**Prompt**
Every entry is to be returned as it stands, apart from the pictures.

Start of Provided records

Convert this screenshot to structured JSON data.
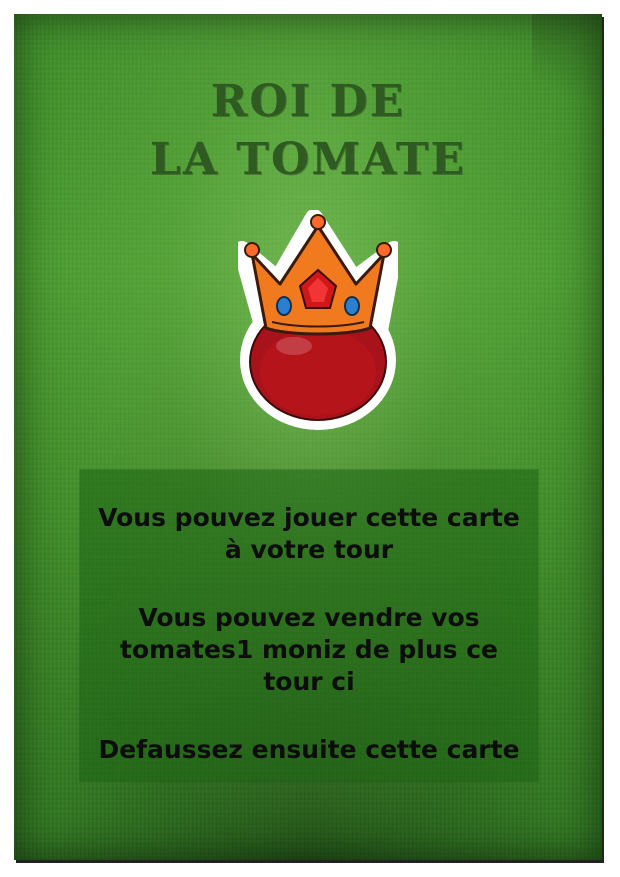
{
  "card": {
    "title_line1": "ROI DE",
    "title_line2": "LA TOMATE",
    "emblem_icon": "crowned-tomato-icon",
    "rules": [
      "Vous pouvez jouer cette carte",
      "à votre tour",
      "Vous pouvez vendre vos",
      "tomates1 moniz de plus ce",
      "tour ci",
      "Defaussez ensuite cette carte"
    ]
  },
  "colors": {
    "card_green": "#4a9c30",
    "title_color": "#2f5a22",
    "crown_orange": "#f07a1f",
    "tomato_red": "#b3141a"
  }
}
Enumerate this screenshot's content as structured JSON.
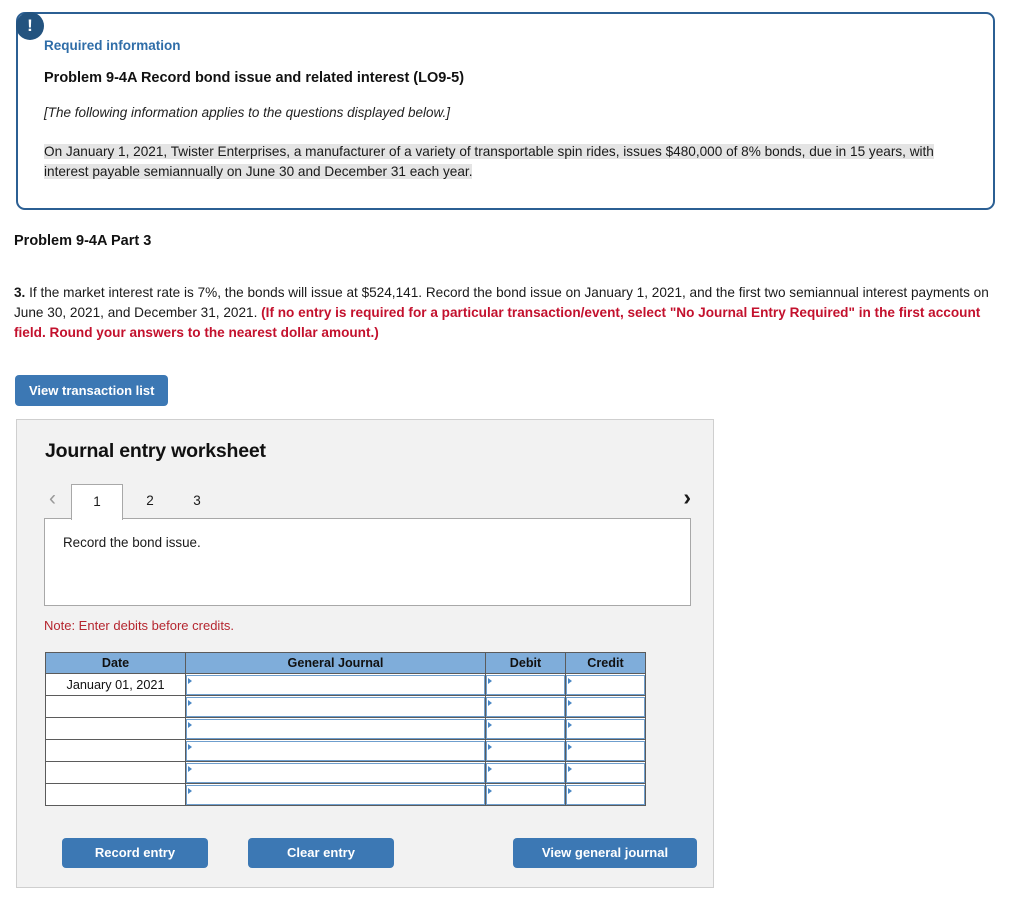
{
  "alert": {
    "icon": "exclamation-icon",
    "required_label": "Required information",
    "problem_title": "Problem 9-4A Record bond issue and related interest (LO9-5)",
    "applies_note": "[The following information applies to the questions displayed below.]",
    "scenario": "On January 1, 2021, Twister Enterprises, a manufacturer of a variety of transportable spin rides, issues $480,000 of 8% bonds, due in 15 years, with interest payable semiannually on June 30 and December 31 each year.",
    "border_color": "#2b5f93",
    "highlight_color": "#e4e4e4"
  },
  "part": {
    "heading": "Problem 9-4A Part 3",
    "question_number": "3.",
    "question_text": " If the market interest rate is 7%, the bonds will issue at $524,141. Record the bond issue on January 1, 2021, and the first two semiannual interest payments on June 30, 2021, and December 31, 2021. ",
    "question_bold_red": "(If no entry is required for a particular transaction/event, select \"No Journal Entry Required\" in the first account field. Round your answers to the nearest dollar amount.)",
    "red_color": "#c3112d"
  },
  "toolbar": {
    "view_transaction_list": "View transaction list",
    "button_color": "#3c78b4"
  },
  "worksheet": {
    "title": "Journal entry worksheet",
    "prev_arrow": "‹",
    "next_arrow": "›",
    "tabs": [
      {
        "label": "1",
        "active": true
      },
      {
        "label": "2",
        "active": false
      },
      {
        "label": "3",
        "active": false
      }
    ],
    "panel_text": "Record the bond issue.",
    "note": "Note: Enter debits before credits.",
    "note_color": "#b5262f",
    "table": {
      "headers": [
        "Date",
        "General Journal",
        "Debit",
        "Credit"
      ],
      "header_color": "#7fadda",
      "rows": [
        {
          "date": "January 01, 2021",
          "general_journal": "",
          "debit": "",
          "credit": ""
        },
        {
          "date": "",
          "general_journal": "",
          "debit": "",
          "credit": ""
        },
        {
          "date": "",
          "general_journal": "",
          "debit": "",
          "credit": ""
        },
        {
          "date": "",
          "general_journal": "",
          "debit": "",
          "credit": ""
        },
        {
          "date": "",
          "general_journal": "",
          "debit": "",
          "credit": ""
        },
        {
          "date": "",
          "general_journal": "",
          "debit": "",
          "credit": ""
        }
      ]
    },
    "buttons": {
      "record_entry": "Record entry",
      "clear_entry": "Clear entry",
      "view_general_journal": "View general journal"
    }
  }
}
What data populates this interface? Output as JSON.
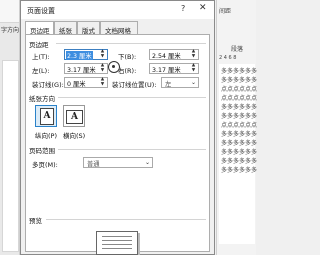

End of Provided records

**Solution to the exercise**
Convert this screenshot to structured JSON data.
{
  "card": {
    "title_line1": "ROI DE",
    "title_line2": "LA TOMATE",
    "emblem_icon": "crowned-tomato-icon",
    "rules": [
      "Vous pouvez jouer cette carte",
      "à votre tour",
      "Vous pouvez vendre vos",
      "tomates1 moniz de plus ce",
      "tour ci",
      "Defaussez ensuite cette carte"
    ]
  },
  "colors": {
    "card_green": "#4a9c30",
    "title_color": "#2f5a22",
    "crown_orange": "#f07a1f",
    "tomato_red": "#b3141a"
  }
}
Enumerate this screenshot's content as structured JSON.
{
  "alert": {
    "icon": "exclamation-icon",
    "required_label": "Required information",
    "problem_title": "Problem 9-4A Record bond issue and related interest (LO9-5)",
    "applies_note": "[The following information applies to the questions displayed below.]",
    "scenario": "On January 1, 2021, Twister Enterprises, a manufacturer of a variety of transportable spin rides, issues $480,000 of 8% bonds, due in 15 years, with interest payable semiannually on June 30 and December 31 each year.",
    "border_color": "#2b5f93",
    "highlight_color": "#e4e4e4"
  },
  "part": {
    "heading": "Problem 9-4A Part 3",
    "question_number": "3.",
    "question_text": " If the market interest rate is 7%, the bonds will issue at $524,141. Record the bond issue on January 1, 2021, and the first two semiannual interest payments on June 30, 2021, and December 31, 2021. ",
    "question_bold_red": "(If no entry is required for a particular transaction/event, select \"No Journal Entry Required\" in the first account field. Round your answers to the nearest dollar amount.)",
    "red_color": "#c3112d"
  },
  "toolbar": {
    "view_transaction_list": "View transaction list",
    "button_color": "#3c78b4"
  },
  "worksheet": {
    "title": "Journal entry worksheet",
    "prev_arrow": "‹",
    "next_arrow": "›",
    "tabs": [
      {
        "label": "1",
        "active": true
      },
      {
        "label": "2",
        "active": false
      },
      {
        "label": "3",
        "active": false
      }
    ],
    "panel_text": "Record the bond issue.",
    "note": "Note: Enter debits before credits.",
    "note_color": "#b5262f",
    "table": {
      "headers": [
        "Date",
        "General Journal",
        "Debit",
        "Credit"
      ],
      "header_color": "#7fadda",
      "rows": [
        {
          "date": "January 01, 2021",
          "general_journal": "",
          "debit": "",
          "credit": ""
        },
        {
          "date": "",
          "general_journal": "",
          "debit": "",
          "credit": ""
        },
        {
          "date": "",
          "general_journal": "",
          "debit": "",
          "credit": ""
        },
        {
          "date": "",
          "general_journal": "",
          "debit": "",
          "credit": ""
        },
        {
          "date": "",
          "general_journal": "",
          "debit": "",
          "credit": ""
        },
        {
          "date": "",
          "general_journal": "",
          "debit": "",
          "credit": ""
        }
      ]
    },
    "buttons": {
      "record_entry": "Record entry",
      "clear_entry": "Clear entry",
      "view_general_journal": "View general journal"
    }
  }
}
What data populates this interface? Output as JSON.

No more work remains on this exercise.